(Data extracted from a collection)
☆ ☆ ☆ ☆ ☆

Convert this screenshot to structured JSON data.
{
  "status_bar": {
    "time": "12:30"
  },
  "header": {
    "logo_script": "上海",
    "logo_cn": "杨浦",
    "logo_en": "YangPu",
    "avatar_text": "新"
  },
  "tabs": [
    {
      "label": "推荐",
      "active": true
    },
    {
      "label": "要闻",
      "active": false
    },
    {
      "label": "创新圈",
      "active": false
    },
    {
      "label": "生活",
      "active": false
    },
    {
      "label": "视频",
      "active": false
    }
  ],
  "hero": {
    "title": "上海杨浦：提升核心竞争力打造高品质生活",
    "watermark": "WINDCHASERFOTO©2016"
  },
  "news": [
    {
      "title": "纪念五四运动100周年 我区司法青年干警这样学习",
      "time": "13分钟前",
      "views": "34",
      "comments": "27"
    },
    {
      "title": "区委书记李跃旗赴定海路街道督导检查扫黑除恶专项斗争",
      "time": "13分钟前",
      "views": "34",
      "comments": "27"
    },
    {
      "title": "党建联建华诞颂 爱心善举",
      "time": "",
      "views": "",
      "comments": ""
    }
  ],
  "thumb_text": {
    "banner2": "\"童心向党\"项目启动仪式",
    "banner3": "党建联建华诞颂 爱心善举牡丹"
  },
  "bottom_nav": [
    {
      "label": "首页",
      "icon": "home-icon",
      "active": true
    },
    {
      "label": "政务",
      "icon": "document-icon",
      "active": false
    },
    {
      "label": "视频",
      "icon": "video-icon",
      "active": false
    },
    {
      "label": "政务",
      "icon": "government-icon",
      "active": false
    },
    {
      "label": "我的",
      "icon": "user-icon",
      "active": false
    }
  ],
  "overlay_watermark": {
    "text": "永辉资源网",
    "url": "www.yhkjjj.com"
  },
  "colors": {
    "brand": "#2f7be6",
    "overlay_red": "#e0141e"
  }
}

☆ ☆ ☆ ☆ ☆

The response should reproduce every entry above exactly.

Convert this screenshot to structured JSON data.
{
  "status_bar": {
    "time": "12:30"
  },
  "header": {
    "logo_script": "上海",
    "logo_cn": "杨浦",
    "logo_en": "YangPu",
    "avatar_text": "新"
  },
  "tabs": [
    {
      "label": "推荐",
      "active": true
    },
    {
      "label": "要闻",
      "active": false
    },
    {
      "label": "创新圈",
      "active": false
    },
    {
      "label": "生活",
      "active": false
    },
    {
      "label": "视频",
      "active": false
    }
  ],
  "hero": {
    "title": "上海杨浦：提升核心竞争力打造高品质生活",
    "watermark": "WINDCHASERFOTO©2016"
  },
  "news": [
    {
      "title": "纪念五四运动100周年 我区司法青年干警这样学习",
      "time": "13分钟前",
      "views": "34",
      "comments": "27"
    },
    {
      "title": "区委书记李跃旗赴定海路街道督导检查扫黑除恶专项斗争",
      "time": "13分钟前",
      "views": "34",
      "comments": "27"
    },
    {
      "title": "党建联建华诞颂 爱心善举",
      "time": "",
      "views": "",
      "comments": ""
    }
  ],
  "thumb_text": {
    "banner2": "\"童心向党\"项目启动仪式",
    "banner3": "党建联建华诞颂 爱心善举牡丹"
  },
  "bottom_nav": [
    {
      "label": "首页",
      "icon": "home-icon",
      "active": true
    },
    {
      "label": "政务",
      "icon": "document-icon",
      "active": false
    },
    {
      "label": "视频",
      "icon": "video-icon",
      "active": false
    },
    {
      "label": "政务",
      "icon": "government-icon",
      "active": false
    },
    {
      "label": "我的",
      "icon": "user-icon",
      "active": false
    }
  ],
  "overlay_watermark": {
    "text": "永辉资源网",
    "url": "www.yhkjjj.com"
  },
  "colors": {
    "brand": "#2f7be6",
    "overlay_red": "#e0141e"
  }
}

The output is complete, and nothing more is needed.